My First Photo Shoot With a Model
Well, I’m certainly glad to get my very first people shoot out of the way, but I did make a few mistakes ...AND it was quite a learning experience. I’m hoping that this blog will reinforce (to myself) what I need to do to elevate my second shoot to a more productive and professional level. I’m also hoping to pass on valuable information to anyone else wanting to venture into the “people shoots” business...
This first photo shoot consisted of a 9 year old female model and 3 hours of shooting more than 250 raw photos with about 20 that made the cut for stock photography. I’ll go through the entire shoot and then break it down into a simple, easy-to-read checklist. Here’s what went right.... and wrong:
It’s 1 o’clock p.m. and my 9 year old model is dressed and ready for the shoot. We head into Mudplucker Studio and my model starts to look at the props (and even play with them) as I hurriedly start moving lighting into position. I’d rehearsed this in my head many times, but somehow the imaginary checklist I’d always had available in my mind just did not exist in real life. That was my first mistake, not having a detailed checklist (workflow) to mark off line items as they were done.
We filled a couple of beakers with colored liquids, got set up and started on the “lab shots”... I was so into the shoot that it never crossed my mind that i forgot to have my model hold the “white balance” grey card so that I could get a shot of it for setting custom WB in post processing in my Canon DPP raw conversion software. That was mistake number 2.
I started out with my camera on a tripod but quickly realized that a hyper, fast moving 9 year old wasn’t letting me get any use out of the tripod anyway, so I instantly decided today was going to be a “handheld day” to get as many shots as possible. On top of that, I broke down and gave up using manual focus and let the camera auto focus take control with my camera set in manual(M) mode, adjusting my AF focal point depending on where my model was framed in the pics, focusing on the eyes of the model. No use of a tripod at all today and using auto focus only (not even one single manual focus shot the whole day) equals mistake number 3 (You set the tone and pace, not your model).
Using my 50mm 1.8 prime lens meant that no image stabilization was available. I wanted a low ISO (200 max), short enough DOF to keep my walls slightly out of focus in this small studio, and that left a super fast shutter speed out of the question when coupled with the lighting plan i had setup for today (hey, on the plus side i did get the lighting pretty much how i wanted it, considering that i wanted to keep it fairly simple for this first shoot). Bottom line, MANY more shots thrown away than I would have liked due to being just a little too much out of focus to fix with the “high pass” in Photoshop.. or with any other software method for that matter.

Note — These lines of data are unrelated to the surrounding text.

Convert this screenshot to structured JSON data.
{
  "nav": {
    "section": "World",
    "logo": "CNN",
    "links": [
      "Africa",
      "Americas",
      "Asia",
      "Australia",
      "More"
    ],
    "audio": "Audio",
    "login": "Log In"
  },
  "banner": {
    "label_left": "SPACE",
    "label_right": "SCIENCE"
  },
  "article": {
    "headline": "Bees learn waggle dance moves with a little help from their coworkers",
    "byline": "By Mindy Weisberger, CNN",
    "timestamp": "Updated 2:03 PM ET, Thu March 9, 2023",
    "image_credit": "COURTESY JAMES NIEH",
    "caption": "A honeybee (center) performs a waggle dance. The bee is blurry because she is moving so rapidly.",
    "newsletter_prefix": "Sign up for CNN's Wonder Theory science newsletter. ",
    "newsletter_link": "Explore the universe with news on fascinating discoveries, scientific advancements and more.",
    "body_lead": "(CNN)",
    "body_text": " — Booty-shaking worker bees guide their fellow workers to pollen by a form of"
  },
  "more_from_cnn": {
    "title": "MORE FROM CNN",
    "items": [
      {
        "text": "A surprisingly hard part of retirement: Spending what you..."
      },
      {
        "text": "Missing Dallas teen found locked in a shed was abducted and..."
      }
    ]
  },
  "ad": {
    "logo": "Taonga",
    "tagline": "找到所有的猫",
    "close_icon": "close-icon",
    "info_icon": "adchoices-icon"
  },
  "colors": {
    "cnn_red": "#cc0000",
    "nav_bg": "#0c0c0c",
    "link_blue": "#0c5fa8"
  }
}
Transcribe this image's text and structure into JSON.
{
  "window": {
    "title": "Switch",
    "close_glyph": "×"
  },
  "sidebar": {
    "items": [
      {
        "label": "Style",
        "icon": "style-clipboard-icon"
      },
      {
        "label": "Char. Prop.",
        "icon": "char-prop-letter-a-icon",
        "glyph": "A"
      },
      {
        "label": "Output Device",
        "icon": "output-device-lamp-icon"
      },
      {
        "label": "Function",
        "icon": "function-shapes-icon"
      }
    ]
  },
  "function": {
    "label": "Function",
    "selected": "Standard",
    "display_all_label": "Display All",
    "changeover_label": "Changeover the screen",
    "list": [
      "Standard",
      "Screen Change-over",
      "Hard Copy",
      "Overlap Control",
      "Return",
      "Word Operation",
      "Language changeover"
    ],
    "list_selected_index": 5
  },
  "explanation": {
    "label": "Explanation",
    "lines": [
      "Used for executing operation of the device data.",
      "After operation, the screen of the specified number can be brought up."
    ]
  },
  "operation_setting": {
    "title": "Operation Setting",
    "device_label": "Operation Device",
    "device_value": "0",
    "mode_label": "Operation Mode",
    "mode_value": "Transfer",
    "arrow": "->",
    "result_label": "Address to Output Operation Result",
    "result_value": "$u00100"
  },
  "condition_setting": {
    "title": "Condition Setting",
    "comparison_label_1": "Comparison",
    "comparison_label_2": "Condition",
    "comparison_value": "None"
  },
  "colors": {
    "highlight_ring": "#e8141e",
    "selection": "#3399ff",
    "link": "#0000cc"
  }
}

When it’s just plain ol’ out-of-focus, it’s just out-of-focus, and you have to move on to the next file !
When we moved from the lab and classroom wall over to the window side of the room I once again neglected to get a photo of my model holding the “grey card” for setting white balance in PP. (It was needed because the lighting changed) That was a repeat of mistake number 2....
Fast forward to the end of the shoot and we both felt like things actually went very well. We had loads of fun and took lots and lots of pictures. My model still has no idea that i made any mistakes at all because she is much too young to deal with headaches and problems. I’m pretty sure that she’ll want to know more about why we now have a “checklist” and also why we keep taking pictures of a silly “grey card” on our next shoot though ... I’ll recap the successes and failures of the day. Success gets a YAY!! ......... while a failure gets a BOO!! ...... and then I’ll assign myself a final grade for this first shoot.
No checklist or workflow sheet: BOO !!
NO preplanned poses or compositions BOO !!
Came with preplanned concepts YAY !!
NO shots of grey card for white balance BOO !!
No tripod or manual focus shots BOO !!
Lighting was pretty decent YAY !!
Model ended the day very happy YAY !!
So I finish with 4 BOOS and only 3 YAYS....... On a positive note i did manage to get 18 stock photos online from the 3 hour shoot. I also see tons of room for improvement in all aspects of the shoot, including lighting. I expect much better results from future shoots and I’m thankful to have this first one out of the way. We decided not to do clothing changes on this first shoot on purpose just to keep things moving.
FINAL GRADE FOR THIS SHOOT is a C (average: could have been better, could have been worse)
Once I get a final checklist constructed I'll make it available to anyone that wants or needs it. Thanks for reading !
Photo credits: Mudplucker.
All about color